======== Extracted entries

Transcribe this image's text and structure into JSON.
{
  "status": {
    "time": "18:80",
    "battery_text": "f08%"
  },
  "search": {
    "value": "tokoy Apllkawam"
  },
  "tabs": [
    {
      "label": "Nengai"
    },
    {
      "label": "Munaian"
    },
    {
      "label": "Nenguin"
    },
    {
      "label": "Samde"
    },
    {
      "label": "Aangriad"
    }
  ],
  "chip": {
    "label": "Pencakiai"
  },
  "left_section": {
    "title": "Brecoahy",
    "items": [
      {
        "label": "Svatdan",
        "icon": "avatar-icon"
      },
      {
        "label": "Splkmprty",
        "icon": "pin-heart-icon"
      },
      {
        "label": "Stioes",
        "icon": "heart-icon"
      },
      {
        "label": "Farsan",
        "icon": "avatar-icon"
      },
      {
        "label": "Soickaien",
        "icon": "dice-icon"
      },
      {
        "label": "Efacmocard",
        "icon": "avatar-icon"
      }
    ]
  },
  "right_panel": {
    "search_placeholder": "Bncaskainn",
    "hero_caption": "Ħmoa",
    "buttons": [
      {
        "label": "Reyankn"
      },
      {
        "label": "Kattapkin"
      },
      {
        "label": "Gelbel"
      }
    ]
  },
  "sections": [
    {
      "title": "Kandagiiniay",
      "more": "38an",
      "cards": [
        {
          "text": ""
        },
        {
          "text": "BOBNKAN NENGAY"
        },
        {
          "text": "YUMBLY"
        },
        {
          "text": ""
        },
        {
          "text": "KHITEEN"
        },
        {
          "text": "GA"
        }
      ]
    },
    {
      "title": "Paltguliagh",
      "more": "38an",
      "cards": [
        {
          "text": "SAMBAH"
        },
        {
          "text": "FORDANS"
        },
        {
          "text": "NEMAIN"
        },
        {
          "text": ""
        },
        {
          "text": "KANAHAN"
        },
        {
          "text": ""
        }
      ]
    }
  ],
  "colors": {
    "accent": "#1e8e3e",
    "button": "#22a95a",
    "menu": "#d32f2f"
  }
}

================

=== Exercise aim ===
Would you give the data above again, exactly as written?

=== Result of the exercise ===
Transcribe this image's text and structure into JSON.
{
  "status": {
    "time": "18:80",
    "battery_text": "f08%"
  },
  "search": {
    "value": "tokoy Apllkawam"
  },
  "tabs": [
    {
      "label": "Nengai"
    },
    {
      "label": "Munaian"
    },
    {
      "label": "Nenguin"
    },
    {
      "label": "Samde"
    },
    {
      "label": "Aangriad"
    }
  ],
  "chip": {
    "label": "Pencakiai"
  },
  "left_section": {
    "title": "Brecoahy",
    "items": [
      {
        "label": "Svatdan",
        "icon": "avatar-icon"
      },
      {
        "label": "Splkmprty",
        "icon": "pin-heart-icon"
      },
      {
        "label": "Stioes",
        "icon": "heart-icon"
      },
      {
        "label": "Farsan",
        "icon": "avatar-icon"
      },
      {
        "label": "Soickaien",
        "icon": "dice-icon"
      },
      {
        "label": "Efacmocard",
        "icon": "avatar-icon"
      }
    ]
  },
  "right_panel": {
    "search_placeholder": "Bncaskainn",
    "hero_caption": "Ħmoa",
    "buttons": [
      {
        "label": "Reyankn"
      },
      {
        "label": "Kattapkin"
      },
      {
        "label": "Gelbel"
      }
    ]
  },
  "sections": [
    {
      "title": "Kandagiiniay",
      "more": "38an",
      "cards": [
        {
          "text": ""
        },
        {
          "text": "BOBNKAN NENGAY"
        },
        {
          "text": "YUMBLY"
        },
        {
          "text": ""
        },
        {
          "text": "KHITEEN"
        },
        {
          "text": "GA"
        }
      ]
    },
    {
      "title": "Paltguliagh",
      "more": "38an",
      "cards": [
        {
          "text": "SAMBAH"
        },
        {
          "text": "FORDANS"
        },
        {
          "text": "NEMAIN"
        },
        {
          "text": ""
        },
        {
          "text": "KANAHAN"
        },
        {
          "text": ""
        }
      ]
    }
  ],
  "colors": {
    "accent": "#1e8e3e",
    "button": "#22a95a",
    "menu": "#d32f2f"
  }
}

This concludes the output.